The birdcage is, I would argue, the least popular of the F4U-1 variants. Mainly because it’s slightly “off” the iconic shape represented by the F4U-1A and F4U-1D. If Tamiya released all three at once, I promise you the birdcage would be the worst seller of the lot. By releasing it first, however, Tamiya could potentially get two or three kit purchases out of a modeler, where with a different release strategy, they might only get one or two.


The external differences between the F4U-1 Corsairs are minor in the extreme. A slight repositioning of the cockpit and the Malcolm hood being the prominent features on the -1A, and the frameless Malcolm hood and rocket tabs defining the -1D. It is possible that Tamiya could release a single kit that could be built as either the -1A or -1D, but I would bet on two separate kits. Look for them to follow over the 12-20 months following the July release of the birdcage.


Tamiya has a terrible reputation for offering a variant or two of a subject, then moving on, gaps be damned. In their 1/48 lineup, they completely skipped out on the P-47N Thunderbolt and the F4U-4 and later Corsairs. In 1/32, they could have expanded their Spitfire lineup to encompass the Mk.Vc and Mk.XIV with minor changes and new parts forward of the firewalls, but alas.

A P-51B/C may seem like a no-brainer, but it would take a new fuselage and new wing (or gun fairings at the very least). I’d still hoped, but now that the Corsair is coming, it’s likely that Tamiya has moved on.


So far as I can tell, Tamiya’s 1/32 subjects are chosen primarily by two factors. First – popularity. Developing kits of this magnitude can’t be cheap, so they need to sell at volume. The Zero, Spitfire, Mustang and Corsair all fit.

Second – an opening. Tamiya doesn’t avoid competition, per se, but they do seem to have an eye for subjects that nobody has nailed. Then they swoop in with the definitive kit. Trumpeter offers 1/32 F4U-1 Corsairs, but they don’t have the greatest reputation, so Tamiya has one hell of an opening.


I’m going to call it right now. Tamiya’s next 1/32 subject will be the Republic P-47 Thunderbolt. And it will be released in the summer of 2015.

Why the Jug? Four reasons.

  • First, with the Corsair, Tamiya will now have an exquisite Pratt & Whitney R-2800, the same engine that powered the Thunderbolt.
  • Second, Tamiya already has a strong foundation to build from in their 1/48 Jugs, which remain the best P-47s in any scale.
  • Third, the P-47 fits the popularity qualification. I’d say it’s as or probably more popular as a subject than the Corsair.
  • Fourth, nobody has nailed the P-47. The Hasegawa kit is spartan and a bit lazy in its engineering.

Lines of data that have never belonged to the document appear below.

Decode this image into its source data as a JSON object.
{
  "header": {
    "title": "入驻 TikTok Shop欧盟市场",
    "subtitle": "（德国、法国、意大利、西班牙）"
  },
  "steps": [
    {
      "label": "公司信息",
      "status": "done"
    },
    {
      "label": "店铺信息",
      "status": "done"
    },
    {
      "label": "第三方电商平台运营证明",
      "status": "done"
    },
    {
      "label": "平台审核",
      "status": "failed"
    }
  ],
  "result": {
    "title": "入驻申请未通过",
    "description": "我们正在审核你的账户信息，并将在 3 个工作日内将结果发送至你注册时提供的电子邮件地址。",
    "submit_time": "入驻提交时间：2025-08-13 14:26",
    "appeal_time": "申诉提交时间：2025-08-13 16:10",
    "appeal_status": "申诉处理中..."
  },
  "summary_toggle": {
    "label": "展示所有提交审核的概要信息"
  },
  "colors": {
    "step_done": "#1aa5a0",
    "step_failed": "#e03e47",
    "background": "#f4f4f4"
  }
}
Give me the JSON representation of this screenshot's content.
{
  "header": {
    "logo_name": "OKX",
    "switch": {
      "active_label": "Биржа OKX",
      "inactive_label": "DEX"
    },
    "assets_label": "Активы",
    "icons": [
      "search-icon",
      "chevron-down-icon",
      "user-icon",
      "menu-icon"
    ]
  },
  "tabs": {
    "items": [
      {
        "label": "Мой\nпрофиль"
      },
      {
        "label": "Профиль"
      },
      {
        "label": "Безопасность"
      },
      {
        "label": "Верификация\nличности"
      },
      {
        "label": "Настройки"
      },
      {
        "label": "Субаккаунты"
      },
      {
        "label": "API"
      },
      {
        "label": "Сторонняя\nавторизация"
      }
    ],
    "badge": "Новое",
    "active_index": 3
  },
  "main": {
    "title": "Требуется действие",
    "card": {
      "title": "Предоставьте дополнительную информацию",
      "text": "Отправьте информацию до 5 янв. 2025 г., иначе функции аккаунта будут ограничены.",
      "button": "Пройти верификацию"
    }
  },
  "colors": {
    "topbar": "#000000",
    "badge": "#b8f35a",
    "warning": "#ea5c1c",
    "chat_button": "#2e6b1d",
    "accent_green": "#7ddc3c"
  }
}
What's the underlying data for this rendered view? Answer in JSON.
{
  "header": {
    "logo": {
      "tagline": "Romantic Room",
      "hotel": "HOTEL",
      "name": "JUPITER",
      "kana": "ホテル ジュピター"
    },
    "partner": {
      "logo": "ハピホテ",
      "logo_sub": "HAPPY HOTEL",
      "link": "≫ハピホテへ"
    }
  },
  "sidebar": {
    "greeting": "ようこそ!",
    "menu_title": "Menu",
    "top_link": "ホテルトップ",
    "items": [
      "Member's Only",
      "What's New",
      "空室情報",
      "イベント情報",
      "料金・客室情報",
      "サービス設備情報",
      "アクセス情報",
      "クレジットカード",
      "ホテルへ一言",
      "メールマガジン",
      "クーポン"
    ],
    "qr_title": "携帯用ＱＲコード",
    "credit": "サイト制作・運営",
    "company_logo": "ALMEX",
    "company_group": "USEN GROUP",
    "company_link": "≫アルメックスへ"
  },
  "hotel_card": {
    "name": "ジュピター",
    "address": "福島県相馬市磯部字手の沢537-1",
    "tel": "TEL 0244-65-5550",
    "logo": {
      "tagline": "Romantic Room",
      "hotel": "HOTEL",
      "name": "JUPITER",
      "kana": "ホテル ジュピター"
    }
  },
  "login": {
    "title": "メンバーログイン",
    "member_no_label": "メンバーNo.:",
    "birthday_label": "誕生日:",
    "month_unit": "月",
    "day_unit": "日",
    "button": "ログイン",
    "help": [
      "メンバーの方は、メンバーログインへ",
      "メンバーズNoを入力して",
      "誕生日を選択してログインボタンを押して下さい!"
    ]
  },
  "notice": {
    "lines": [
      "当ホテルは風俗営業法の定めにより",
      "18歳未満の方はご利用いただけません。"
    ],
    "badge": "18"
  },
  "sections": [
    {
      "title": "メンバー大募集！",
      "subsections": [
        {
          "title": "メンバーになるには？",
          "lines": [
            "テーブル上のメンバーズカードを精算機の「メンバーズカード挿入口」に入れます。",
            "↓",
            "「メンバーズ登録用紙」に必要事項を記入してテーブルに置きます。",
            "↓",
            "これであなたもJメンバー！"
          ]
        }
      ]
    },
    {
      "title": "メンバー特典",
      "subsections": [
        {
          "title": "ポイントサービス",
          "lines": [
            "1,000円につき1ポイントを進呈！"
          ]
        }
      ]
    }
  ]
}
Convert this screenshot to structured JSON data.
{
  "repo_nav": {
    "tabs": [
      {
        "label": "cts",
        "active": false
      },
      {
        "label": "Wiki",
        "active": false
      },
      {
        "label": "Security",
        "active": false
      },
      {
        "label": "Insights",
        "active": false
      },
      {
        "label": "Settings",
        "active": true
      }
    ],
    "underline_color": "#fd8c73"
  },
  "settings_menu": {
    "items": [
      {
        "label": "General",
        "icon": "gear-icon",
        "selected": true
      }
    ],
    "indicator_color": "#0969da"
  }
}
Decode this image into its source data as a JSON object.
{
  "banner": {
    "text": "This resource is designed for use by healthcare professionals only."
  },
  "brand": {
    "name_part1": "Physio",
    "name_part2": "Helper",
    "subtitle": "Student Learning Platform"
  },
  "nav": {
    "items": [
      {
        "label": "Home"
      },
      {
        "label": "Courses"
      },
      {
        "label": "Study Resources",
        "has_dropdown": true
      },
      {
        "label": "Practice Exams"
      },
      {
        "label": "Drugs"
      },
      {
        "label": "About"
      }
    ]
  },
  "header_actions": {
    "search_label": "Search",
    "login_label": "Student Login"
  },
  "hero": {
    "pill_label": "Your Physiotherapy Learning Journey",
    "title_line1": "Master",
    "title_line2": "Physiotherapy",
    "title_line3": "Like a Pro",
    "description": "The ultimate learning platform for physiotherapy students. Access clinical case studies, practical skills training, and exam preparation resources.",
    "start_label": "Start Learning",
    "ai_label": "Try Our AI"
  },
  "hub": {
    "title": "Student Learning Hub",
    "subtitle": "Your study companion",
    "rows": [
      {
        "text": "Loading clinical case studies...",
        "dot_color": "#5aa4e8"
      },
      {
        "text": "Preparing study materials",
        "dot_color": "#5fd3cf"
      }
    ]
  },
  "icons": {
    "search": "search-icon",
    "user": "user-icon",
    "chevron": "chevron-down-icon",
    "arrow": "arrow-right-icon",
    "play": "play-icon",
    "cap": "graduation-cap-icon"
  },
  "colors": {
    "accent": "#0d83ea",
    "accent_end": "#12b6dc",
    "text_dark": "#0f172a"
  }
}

And the Trumpeter kit, while detailed, is an absolute slog to build, with fit tolerances that fall well short of its ambitious engineering. It’s basically the Mustang situation all over again.

Why 2015? Basically, precedent.

Since 2009, Tamiya has established something of a release pattern, with new 1/32 subjects dropping in odd-numbered years, and new 1/48 subjects in even-numbered years:

  • 2009 – 1/32 Spitfire Mk.IX
  • 2010 – 1/48 Fi 153 Storch
  • 2011 – 1/32 P-51D Mustang
  • 2012 – 1/48 Il-2 Sturmovik
  • 2013 – 1/32 F4U-1 Corsair

The 1/32 follow-ons – the Spitfire VII and XVI and the PTO Mustang – tend to release about a year after the first variant. So I bet we’ll see the F4U-1A and -1D in 2014, along with something new in 1/48 scale. Then the Jug (fingers crossed!) in 2015.